Why is my ground beef smelling like eggs? Beef can end up smelling like eggs due to the substances that cause sulfur, which gives an egg-like smell when beef begins to get rotten. When the beef smells like eggs, it’s time to dispose of it to avoid food poisoning.
Ground beef is among the most sought-after meats across the United States, let alone the world, and for a good reason! It’s highly adaptable and delicious.
It can create meatballs, burgers, tacos, and tacos, spaghetti sauce lasagna, meat pies, lasagna, and other delicious dishes.
Sometimes, we purchase a bag of beef ground with great intentions of cooking it into something tasty like tacos, burgers, or tacos.
Then life gets hectic, and before we know it, an entire week has gone by, and the beef in the ground smells sulfurous like rotten eggs.
You might wonder why your beef smells this way, what that means, and if it’s safe to take it in.
If you buy fresh beef, it shouldn’t have any smell whatsoever, so any smell beyond this is an indication of concern and a sign that it’s time to dispose of it.
Take a look to learn more about this smell and how to do it!
What Causes Ground Beef To Smell Like Eggs?
If beef is ground up, it creates greater surfaces for oxygen pathogenic bacteria and spoilage to be exposed to. The process of grinding and the larger surface area mean that this type of beef spoils faster than a steak or roast.
These kinds of bacteria could cause the beef to spoil and cause food poisoning if enough pathogenic bacteria exist inside the beef.
If your meat has passed the expiration date, is sticky or slimy, or was not stored correctly, it smells like eggs; the best choice is to dispose of it.
Certain bacteria interact with blood and proteins, releasing sulfur-based, egg-like scent. Ground beef that is not properly cooked can also emit an ammonia smell. In any event, throwing away the beef carcass is better than putting yourself at risk of becoming sick.
Why Does My Vacuum Sealed Ground Beef Come With A Strange Smell?
If you purchase beef at the supermarket, it arrives in a sealed vacuum bag to keep it fresher longer.
Sealing with a vacuum eliminates the package’s air and reduces the spoilage risk. However, it may also capture all the smells that naturally come from the beef that has been ground.
Most of the time, so long that the texture, color, and sell-by date are in good order, the smell should not be concerned about. It is usually the first release of natural odors from the meat and juices.
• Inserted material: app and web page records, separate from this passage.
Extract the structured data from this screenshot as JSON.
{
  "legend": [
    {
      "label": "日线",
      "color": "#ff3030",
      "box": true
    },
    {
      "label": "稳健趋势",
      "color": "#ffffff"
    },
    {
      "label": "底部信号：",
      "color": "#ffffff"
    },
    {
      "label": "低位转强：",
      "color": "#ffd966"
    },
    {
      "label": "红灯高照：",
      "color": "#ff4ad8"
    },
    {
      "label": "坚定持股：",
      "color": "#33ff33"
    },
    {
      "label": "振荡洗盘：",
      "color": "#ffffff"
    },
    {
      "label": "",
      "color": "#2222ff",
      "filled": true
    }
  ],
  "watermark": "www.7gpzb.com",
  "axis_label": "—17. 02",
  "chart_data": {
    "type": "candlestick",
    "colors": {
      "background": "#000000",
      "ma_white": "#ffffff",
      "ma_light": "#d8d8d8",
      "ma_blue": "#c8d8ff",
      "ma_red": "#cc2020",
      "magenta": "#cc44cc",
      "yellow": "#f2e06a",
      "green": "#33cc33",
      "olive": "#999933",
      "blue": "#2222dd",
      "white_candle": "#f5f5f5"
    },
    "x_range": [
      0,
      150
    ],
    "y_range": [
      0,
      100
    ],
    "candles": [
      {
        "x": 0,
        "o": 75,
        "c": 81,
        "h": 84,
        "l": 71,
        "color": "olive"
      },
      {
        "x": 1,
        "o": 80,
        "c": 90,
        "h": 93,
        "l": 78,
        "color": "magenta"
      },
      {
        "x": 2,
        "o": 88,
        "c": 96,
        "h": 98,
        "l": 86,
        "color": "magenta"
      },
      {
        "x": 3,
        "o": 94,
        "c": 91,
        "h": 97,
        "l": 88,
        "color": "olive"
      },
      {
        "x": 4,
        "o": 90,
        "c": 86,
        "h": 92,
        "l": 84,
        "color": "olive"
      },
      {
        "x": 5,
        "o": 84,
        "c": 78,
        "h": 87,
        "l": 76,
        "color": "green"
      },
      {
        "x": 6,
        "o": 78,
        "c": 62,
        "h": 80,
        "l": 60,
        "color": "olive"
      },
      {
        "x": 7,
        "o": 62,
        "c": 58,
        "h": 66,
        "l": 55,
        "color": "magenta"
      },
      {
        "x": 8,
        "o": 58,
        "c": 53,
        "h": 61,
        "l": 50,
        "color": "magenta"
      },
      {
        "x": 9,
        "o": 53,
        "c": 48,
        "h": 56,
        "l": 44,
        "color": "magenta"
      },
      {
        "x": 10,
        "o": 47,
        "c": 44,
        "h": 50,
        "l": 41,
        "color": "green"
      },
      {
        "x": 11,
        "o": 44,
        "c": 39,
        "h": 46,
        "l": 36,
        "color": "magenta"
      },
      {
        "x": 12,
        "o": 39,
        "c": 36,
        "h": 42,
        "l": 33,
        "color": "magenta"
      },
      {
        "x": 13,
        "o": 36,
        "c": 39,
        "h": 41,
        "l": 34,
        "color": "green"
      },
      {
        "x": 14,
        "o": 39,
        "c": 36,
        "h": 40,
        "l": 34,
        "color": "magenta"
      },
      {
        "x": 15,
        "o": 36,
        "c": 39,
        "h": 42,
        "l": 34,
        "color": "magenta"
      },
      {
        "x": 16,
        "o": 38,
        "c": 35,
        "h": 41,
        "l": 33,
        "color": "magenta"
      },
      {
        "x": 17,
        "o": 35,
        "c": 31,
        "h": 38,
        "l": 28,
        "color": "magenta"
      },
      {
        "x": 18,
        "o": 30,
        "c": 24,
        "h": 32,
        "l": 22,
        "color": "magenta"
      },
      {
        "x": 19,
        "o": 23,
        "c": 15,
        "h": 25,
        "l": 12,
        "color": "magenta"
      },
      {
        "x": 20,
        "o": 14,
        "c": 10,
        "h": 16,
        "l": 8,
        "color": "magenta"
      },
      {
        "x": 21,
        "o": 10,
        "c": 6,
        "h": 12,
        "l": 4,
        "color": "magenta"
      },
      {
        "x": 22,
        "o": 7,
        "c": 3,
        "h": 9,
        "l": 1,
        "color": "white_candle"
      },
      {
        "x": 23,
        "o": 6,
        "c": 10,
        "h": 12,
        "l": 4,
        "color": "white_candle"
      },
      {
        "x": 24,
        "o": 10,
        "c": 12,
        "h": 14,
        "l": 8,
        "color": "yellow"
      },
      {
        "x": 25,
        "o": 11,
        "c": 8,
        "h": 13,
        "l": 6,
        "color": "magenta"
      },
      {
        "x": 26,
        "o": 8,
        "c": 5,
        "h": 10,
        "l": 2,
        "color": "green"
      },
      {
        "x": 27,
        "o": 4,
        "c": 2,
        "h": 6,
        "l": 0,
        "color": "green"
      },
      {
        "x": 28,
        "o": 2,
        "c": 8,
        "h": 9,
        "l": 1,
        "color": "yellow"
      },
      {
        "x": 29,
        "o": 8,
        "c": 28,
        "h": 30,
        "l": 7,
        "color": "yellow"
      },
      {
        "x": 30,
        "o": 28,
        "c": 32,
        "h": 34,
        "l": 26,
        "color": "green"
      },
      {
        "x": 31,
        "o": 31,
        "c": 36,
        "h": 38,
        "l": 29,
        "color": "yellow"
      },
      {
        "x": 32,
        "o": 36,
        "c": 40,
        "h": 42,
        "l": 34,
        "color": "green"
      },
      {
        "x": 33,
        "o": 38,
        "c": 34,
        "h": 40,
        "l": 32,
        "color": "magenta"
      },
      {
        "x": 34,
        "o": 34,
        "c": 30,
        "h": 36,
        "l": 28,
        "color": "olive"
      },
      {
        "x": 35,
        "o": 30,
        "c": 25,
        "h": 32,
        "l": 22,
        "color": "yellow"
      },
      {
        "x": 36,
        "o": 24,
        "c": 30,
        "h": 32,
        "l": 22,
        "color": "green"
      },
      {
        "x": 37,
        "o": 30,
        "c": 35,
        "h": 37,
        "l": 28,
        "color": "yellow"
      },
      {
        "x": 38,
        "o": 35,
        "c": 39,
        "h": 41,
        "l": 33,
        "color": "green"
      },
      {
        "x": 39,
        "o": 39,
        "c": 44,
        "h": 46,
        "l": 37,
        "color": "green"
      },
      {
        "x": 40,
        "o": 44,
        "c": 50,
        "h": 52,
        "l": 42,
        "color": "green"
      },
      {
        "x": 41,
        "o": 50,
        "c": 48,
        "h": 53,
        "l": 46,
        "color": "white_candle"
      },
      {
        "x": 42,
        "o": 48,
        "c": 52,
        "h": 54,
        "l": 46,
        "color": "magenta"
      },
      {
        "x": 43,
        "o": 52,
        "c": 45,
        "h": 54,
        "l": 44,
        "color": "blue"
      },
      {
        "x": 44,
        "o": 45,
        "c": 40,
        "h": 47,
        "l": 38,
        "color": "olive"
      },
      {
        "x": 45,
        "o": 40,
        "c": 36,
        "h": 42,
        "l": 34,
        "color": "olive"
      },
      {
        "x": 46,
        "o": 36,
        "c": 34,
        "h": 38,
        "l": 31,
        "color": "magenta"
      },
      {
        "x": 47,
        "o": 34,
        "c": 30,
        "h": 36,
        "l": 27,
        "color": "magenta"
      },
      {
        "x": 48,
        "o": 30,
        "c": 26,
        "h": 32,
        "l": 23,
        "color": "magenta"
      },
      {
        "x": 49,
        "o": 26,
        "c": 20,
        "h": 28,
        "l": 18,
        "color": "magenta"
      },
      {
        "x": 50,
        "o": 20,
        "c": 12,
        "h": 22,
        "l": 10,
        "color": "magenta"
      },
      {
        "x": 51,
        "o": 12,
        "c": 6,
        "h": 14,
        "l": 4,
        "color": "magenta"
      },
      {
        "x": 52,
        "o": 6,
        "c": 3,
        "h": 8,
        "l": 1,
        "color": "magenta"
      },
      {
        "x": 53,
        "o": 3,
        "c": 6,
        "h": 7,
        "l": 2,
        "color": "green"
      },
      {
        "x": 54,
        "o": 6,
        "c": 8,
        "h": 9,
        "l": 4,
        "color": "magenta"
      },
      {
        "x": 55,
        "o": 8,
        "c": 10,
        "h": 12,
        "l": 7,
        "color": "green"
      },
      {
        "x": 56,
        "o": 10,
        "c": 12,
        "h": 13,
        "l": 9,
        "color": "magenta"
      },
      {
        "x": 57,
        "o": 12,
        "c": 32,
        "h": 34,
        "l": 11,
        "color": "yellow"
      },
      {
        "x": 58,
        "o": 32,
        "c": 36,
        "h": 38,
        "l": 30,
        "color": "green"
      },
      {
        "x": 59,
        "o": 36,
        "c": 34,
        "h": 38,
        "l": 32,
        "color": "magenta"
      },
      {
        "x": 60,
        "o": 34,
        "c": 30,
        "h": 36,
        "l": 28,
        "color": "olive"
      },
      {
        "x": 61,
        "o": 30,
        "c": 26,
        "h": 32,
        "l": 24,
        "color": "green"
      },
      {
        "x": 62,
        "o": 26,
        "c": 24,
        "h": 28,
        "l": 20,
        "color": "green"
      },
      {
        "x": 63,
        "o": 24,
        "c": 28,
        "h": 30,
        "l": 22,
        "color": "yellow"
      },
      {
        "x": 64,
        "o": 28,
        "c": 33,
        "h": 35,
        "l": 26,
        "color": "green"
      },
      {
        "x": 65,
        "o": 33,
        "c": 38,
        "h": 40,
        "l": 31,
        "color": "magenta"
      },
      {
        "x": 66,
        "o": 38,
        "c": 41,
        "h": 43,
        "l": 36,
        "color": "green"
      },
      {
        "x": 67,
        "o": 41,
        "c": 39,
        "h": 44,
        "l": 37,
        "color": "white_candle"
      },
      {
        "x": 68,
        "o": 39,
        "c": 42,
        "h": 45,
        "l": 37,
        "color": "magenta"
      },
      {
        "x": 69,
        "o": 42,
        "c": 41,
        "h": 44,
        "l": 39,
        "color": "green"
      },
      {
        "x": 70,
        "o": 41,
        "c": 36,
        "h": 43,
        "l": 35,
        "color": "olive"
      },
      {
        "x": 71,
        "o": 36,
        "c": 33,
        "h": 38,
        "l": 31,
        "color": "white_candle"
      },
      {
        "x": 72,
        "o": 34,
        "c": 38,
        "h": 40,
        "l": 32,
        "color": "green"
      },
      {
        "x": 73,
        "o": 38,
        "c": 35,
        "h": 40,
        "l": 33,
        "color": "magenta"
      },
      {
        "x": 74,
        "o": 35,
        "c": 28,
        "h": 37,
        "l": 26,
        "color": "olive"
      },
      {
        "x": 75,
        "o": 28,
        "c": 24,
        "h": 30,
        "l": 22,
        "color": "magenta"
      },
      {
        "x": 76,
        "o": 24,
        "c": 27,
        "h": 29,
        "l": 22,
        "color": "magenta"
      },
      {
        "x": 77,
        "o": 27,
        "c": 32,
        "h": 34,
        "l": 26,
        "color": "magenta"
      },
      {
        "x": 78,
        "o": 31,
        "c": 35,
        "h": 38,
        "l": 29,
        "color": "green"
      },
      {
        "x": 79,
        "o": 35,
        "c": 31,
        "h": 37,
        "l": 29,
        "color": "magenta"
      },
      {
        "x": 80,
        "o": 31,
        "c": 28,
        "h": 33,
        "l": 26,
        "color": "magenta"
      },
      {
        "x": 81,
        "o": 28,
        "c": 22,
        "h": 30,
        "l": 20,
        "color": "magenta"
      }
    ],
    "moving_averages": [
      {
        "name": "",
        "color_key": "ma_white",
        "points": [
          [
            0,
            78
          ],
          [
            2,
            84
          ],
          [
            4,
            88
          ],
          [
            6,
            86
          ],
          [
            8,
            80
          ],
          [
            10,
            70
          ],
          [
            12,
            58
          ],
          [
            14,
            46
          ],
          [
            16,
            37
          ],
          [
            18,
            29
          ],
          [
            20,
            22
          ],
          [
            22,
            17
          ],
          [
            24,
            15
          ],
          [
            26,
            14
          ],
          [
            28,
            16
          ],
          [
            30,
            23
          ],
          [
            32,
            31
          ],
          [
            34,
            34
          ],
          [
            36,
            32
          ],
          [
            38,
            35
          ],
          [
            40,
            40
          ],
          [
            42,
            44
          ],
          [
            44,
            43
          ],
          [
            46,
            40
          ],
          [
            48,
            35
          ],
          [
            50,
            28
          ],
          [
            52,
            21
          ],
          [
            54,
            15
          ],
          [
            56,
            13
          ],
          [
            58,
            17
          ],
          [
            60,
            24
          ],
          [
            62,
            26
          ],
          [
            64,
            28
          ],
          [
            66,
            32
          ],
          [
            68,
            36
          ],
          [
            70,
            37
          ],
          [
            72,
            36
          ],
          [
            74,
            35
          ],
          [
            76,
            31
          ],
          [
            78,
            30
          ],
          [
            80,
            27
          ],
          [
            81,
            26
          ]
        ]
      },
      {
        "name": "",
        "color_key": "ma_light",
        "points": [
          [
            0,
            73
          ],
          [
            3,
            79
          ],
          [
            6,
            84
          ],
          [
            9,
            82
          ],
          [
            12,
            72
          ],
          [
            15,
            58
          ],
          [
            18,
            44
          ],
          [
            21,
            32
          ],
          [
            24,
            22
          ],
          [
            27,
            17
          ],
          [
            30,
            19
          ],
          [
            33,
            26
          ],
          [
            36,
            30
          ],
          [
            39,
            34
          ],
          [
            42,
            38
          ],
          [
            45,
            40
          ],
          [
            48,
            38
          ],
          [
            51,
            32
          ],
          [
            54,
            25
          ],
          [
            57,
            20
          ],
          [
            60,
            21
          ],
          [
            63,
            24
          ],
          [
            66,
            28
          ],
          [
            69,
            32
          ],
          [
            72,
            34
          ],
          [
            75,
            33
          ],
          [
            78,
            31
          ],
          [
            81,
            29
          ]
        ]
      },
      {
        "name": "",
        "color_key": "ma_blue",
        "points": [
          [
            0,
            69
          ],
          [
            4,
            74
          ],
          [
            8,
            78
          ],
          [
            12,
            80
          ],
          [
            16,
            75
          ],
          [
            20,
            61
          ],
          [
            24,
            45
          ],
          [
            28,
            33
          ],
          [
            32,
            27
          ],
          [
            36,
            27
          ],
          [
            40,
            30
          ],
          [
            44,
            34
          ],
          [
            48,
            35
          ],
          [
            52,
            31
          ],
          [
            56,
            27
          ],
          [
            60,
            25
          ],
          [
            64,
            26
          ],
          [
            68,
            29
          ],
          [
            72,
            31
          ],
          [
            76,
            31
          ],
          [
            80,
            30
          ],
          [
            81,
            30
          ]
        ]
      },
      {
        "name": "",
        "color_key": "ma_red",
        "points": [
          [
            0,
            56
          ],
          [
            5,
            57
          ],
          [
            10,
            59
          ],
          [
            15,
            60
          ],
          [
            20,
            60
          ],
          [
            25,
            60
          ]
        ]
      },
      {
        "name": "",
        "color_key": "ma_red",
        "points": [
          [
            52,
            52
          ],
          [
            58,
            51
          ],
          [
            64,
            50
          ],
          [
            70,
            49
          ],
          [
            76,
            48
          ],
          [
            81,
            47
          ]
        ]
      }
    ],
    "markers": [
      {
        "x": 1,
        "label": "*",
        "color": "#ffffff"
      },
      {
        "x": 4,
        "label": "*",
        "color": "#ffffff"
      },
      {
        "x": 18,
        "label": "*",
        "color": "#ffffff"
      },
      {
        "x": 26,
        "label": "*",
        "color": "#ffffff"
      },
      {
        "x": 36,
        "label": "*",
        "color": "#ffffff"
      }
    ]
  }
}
When the expiration date has expired, or the smell persists for a long time after you have opened the bag and smells eggy or rancid, then the meat may have spoiled, and you need to throw it away to ensure you are on the safe side.
Find pink or red beef from the exterior, but it could be more grey or brown inside because it’s not exposed to oxygen. This is the reason why meat is bright in hue.
Also, you would like ground meat that is firmer in texture and breaks up when you squeeze it.
If your beef is sticky or slimy, feel it indicates that the meat will likely become spoiled. Hence, you must make sure you throw it out.
How To Keep Your Ground Beef From Spoiling
To stop your meat from becoming spoiled, I recommend you cut it into portions when you return home and freeze it. And, yes, you can easily cook frozen ground beef!
The freezing process prevents the development of spoilage and pathogenic bacteria. It does not affect the taste or texture of the food as long as you consume it within 6 to 12 months for the highest quality.
- If you purchase large value packs, divide them into individual or family serving sizes.
- Place the beef in freezer bags and squeeze out any air left before sealing.
- Write the date and the contents on the piece of masking tape and then adhere it to the bag. This will ensure that you don’t make use of old beef.
- Store in the freezer and use it within 6-12 months.
You can also store the smaller portions made of beef right when you come home from the supermarket.
If you’re not sure when you’ll need it, or you know that you’ll have a busy week to come up, simply put your freezer in, and remove it in the evening before you plan to use it. Then, let it cool in the refrigerator for a few hours.
Heya, I’m Norah! The foodie editor here at YummyTasteFood! I love absolutely everything to do with food, baking, and eating! I earned my stripes in the hospitality industry as a pastry chef, sous chef, and barista. I’m now a freelance writing nomad. I do not miss the hospitality industry! Be sure to join our Facebook group – it’s free to access!